Task brief » Going through the data below, copy out each line where the word "information" shows up.

*** Opening Material for the task ***

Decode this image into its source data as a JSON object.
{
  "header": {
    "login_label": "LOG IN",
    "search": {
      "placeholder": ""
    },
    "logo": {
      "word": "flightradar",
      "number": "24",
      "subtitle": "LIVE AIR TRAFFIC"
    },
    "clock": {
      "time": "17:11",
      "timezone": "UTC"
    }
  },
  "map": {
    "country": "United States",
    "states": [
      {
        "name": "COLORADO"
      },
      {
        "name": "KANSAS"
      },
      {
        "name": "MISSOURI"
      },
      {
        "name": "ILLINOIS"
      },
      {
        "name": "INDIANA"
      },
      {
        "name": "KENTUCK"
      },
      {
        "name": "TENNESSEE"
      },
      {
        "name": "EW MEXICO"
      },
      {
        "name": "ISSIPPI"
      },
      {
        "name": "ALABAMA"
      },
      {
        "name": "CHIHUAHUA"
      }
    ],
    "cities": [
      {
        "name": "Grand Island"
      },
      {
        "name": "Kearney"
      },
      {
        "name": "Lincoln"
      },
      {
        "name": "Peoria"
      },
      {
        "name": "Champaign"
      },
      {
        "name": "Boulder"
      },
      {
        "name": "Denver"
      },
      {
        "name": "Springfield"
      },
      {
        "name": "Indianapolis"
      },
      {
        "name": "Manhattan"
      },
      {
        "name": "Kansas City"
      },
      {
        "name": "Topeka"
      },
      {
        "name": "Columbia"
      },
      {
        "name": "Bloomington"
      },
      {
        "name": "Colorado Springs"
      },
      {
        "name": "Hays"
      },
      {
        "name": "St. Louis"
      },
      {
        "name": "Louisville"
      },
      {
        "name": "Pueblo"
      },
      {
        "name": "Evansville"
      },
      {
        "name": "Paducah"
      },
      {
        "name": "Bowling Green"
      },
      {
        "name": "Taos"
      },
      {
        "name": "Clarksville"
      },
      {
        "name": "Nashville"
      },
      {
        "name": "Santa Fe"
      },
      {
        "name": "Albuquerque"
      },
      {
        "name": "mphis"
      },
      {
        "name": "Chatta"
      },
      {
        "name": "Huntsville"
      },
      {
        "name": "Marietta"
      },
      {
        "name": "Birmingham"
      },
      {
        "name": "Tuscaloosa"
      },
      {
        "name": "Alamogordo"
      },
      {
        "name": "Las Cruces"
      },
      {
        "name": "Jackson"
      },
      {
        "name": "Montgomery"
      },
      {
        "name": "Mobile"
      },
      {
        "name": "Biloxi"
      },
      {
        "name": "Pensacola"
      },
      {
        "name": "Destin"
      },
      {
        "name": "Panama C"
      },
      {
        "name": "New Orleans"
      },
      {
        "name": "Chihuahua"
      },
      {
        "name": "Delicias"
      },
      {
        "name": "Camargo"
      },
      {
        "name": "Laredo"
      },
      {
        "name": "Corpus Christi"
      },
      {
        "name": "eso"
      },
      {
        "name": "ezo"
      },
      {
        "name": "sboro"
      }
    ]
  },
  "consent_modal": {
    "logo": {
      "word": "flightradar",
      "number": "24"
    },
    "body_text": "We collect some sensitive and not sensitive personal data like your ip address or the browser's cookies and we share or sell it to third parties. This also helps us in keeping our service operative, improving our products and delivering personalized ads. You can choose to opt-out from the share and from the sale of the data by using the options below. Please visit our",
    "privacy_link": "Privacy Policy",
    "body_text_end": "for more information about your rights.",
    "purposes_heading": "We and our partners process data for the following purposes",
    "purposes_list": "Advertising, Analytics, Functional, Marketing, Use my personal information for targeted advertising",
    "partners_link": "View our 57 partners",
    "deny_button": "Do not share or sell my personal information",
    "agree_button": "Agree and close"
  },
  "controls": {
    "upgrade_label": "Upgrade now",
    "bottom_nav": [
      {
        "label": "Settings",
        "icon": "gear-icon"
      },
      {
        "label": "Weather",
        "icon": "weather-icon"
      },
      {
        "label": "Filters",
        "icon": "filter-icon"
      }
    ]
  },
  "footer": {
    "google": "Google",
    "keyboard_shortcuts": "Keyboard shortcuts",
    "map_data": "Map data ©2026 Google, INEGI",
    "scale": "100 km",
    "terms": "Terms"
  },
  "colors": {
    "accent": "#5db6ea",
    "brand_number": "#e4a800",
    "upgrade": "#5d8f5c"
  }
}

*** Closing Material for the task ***

Output of the exercise »
    "body_text_end": "for more information about your rights.",
    "purposes_list": "Advertising, Analytics, Functional, Marketing, Use my personal information for targeted advertising",
    "deny_button": "Do not share or sell my personal information",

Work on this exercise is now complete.